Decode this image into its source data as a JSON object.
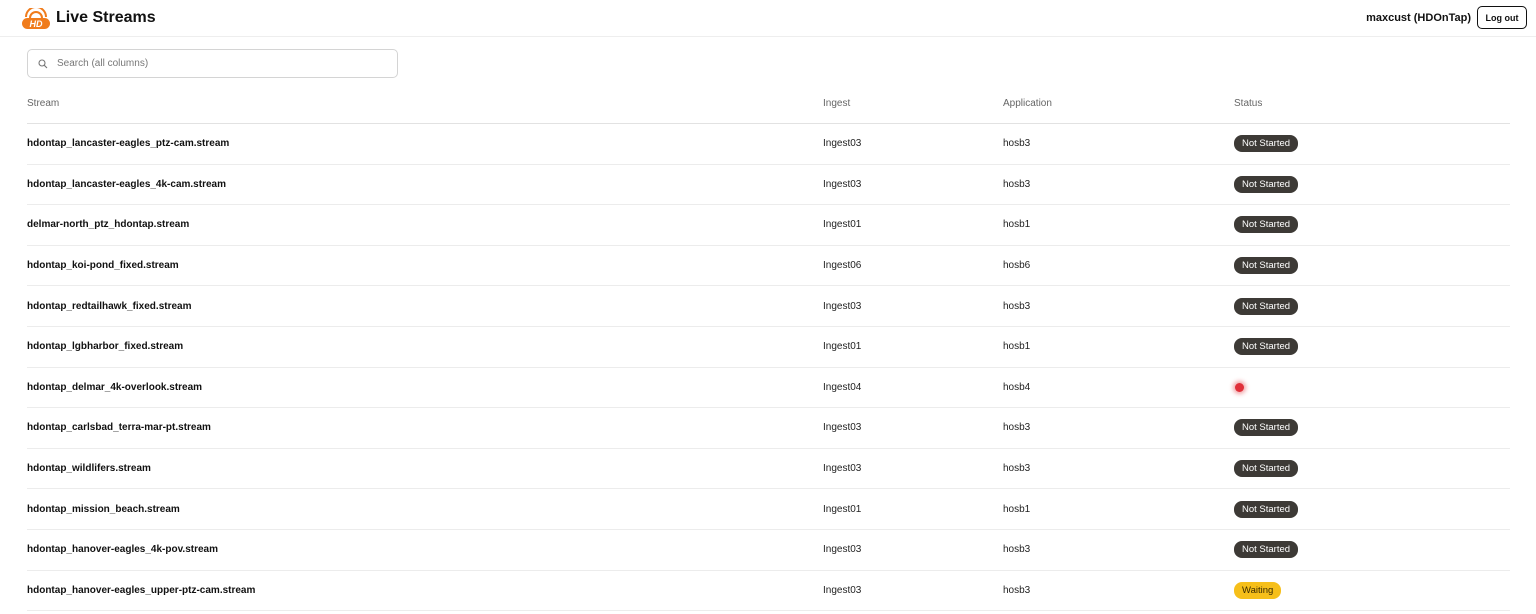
{
  "header": {
    "title": "Live Streams",
    "logo_text": "HD",
    "user": "maxcust (HDOnTap)",
    "logout_label": "Log out"
  },
  "search": {
    "placeholder": "Search (all columns)",
    "value": ""
  },
  "table": {
    "columns": [
      "Stream",
      "Ingest",
      "Application",
      "Status"
    ],
    "rows": [
      {
        "stream": "hdontap_lancaster-eagles_ptz-cam.stream",
        "ingest": "Ingest03",
        "application": "hosb3",
        "status": "Not Started"
      },
      {
        "stream": "hdontap_lancaster-eagles_4k-cam.stream",
        "ingest": "Ingest03",
        "application": "hosb3",
        "status": "Not Started"
      },
      {
        "stream": "delmar-north_ptz_hdontap.stream",
        "ingest": "Ingest01",
        "application": "hosb1",
        "status": "Not Started"
      },
      {
        "stream": "hdontap_koi-pond_fixed.stream",
        "ingest": "Ingest06",
        "application": "hosb6",
        "status": "Not Started"
      },
      {
        "stream": "hdontap_redtailhawk_fixed.stream",
        "ingest": "Ingest03",
        "application": "hosb3",
        "status": "Not Started"
      },
      {
        "stream": "hdontap_lgbharbor_fixed.stream",
        "ingest": "Ingest01",
        "application": "hosb1",
        "status": "Not Started"
      },
      {
        "stream": "hdontap_delmar_4k-overlook.stream",
        "ingest": "Ingest04",
        "application": "hosb4",
        "status": "",
        "status_indicator": "red-dot"
      },
      {
        "stream": "hdontap_carlsbad_terra-mar-pt.stream",
        "ingest": "Ingest03",
        "application": "hosb3",
        "status": "Not Started"
      },
      {
        "stream": "hdontap_wildlifers.stream",
        "ingest": "Ingest03",
        "application": "hosb3",
        "status": "Not Started"
      },
      {
        "stream": "hdontap_mission_beach.stream",
        "ingest": "Ingest01",
        "application": "hosb1",
        "status": "Not Started"
      },
      {
        "stream": "hdontap_hanover-eagles_4k-pov.stream",
        "ingest": "Ingest03",
        "application": "hosb3",
        "status": "Not Started"
      },
      {
        "stream": "hdontap_hanover-eagles_upper-ptz-cam.stream",
        "ingest": "Ingest03",
        "application": "hosb3",
        "status": "Waiting"
      }
    ]
  },
  "colors": {
    "not_started": "#3d3a36",
    "waiting": "#f6bf1a",
    "live_dot": "#e0303a",
    "logo": "#f07c1c"
  }
}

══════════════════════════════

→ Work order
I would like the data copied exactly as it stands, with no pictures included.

→ Answer space
Decode this image into its source data as a JSON object.
{
  "header": {
    "title": "Live Streams",
    "logo_text": "HD",
    "user": "maxcust (HDOnTap)",
    "logout_label": "Log out"
  },
  "search": {
    "placeholder": "Search (all columns)",
    "value": ""
  },
  "table": {
    "columns": [
      "Stream",
      "Ingest",
      "Application",
      "Status"
    ],
    "rows": [
      {
        "stream": "hdontap_lancaster-eagles_ptz-cam.stream",
        "ingest": "Ingest03",
        "application": "hosb3",
        "status": "Not Started"
      },
      {
        "stream": "hdontap_lancaster-eagles_4k-cam.stream",
        "ingest": "Ingest03",
        "application": "hosb3",
        "status": "Not Started"
      },
      {
        "stream": "delmar-north_ptz_hdontap.stream",
        "ingest": "Ingest01",
        "application": "hosb1",
        "status": "Not Started"
      },
      {
        "stream": "hdontap_koi-pond_fixed.stream",
        "ingest": "Ingest06",
        "application": "hosb6",
        "status": "Not Started"
      },
      {
        "stream": "hdontap_redtailhawk_fixed.stream",
        "ingest": "Ingest03",
        "application": "hosb3",
        "status": "Not Started"
      },
      {
        "stream": "hdontap_lgbharbor_fixed.stream",
        "ingest": "Ingest01",
        "application": "hosb1",
        "status": "Not Started"
      },
      {
        "stream": "hdontap_delmar_4k-overlook.stream",
        "ingest": "Ingest04",
        "application": "hosb4",
        "status": "",
        "status_indicator": "red-dot"
      },
      {
        "stream": "hdontap_carlsbad_terra-mar-pt.stream",
        "ingest": "Ingest03",
        "application": "hosb3",
        "status": "Not Started"
      },
      {
        "stream": "hdontap_wildlifers.stream",
        "ingest": "Ingest03",
        "application": "hosb3",
        "status": "Not Started"
      },
      {
        "stream": "hdontap_mission_beach.stream",
        "ingest": "Ingest01",
        "application": "hosb1",
        "status": "Not Started"
      },
      {
        "stream": "hdontap_hanover-eagles_4k-pov.stream",
        "ingest": "Ingest03",
        "application": "hosb3",
        "status": "Not Started"
      },
      {
        "stream": "hdontap_hanover-eagles_upper-ptz-cam.stream",
        "ingest": "Ingest03",
        "application": "hosb3",
        "status": "Waiting"
      }
    ]
  },
  "colors": {
    "not_started": "#3d3a36",
    "waiting": "#f6bf1a",
    "live_dot": "#e0303a",
    "logo": "#f07c1c"
  }
}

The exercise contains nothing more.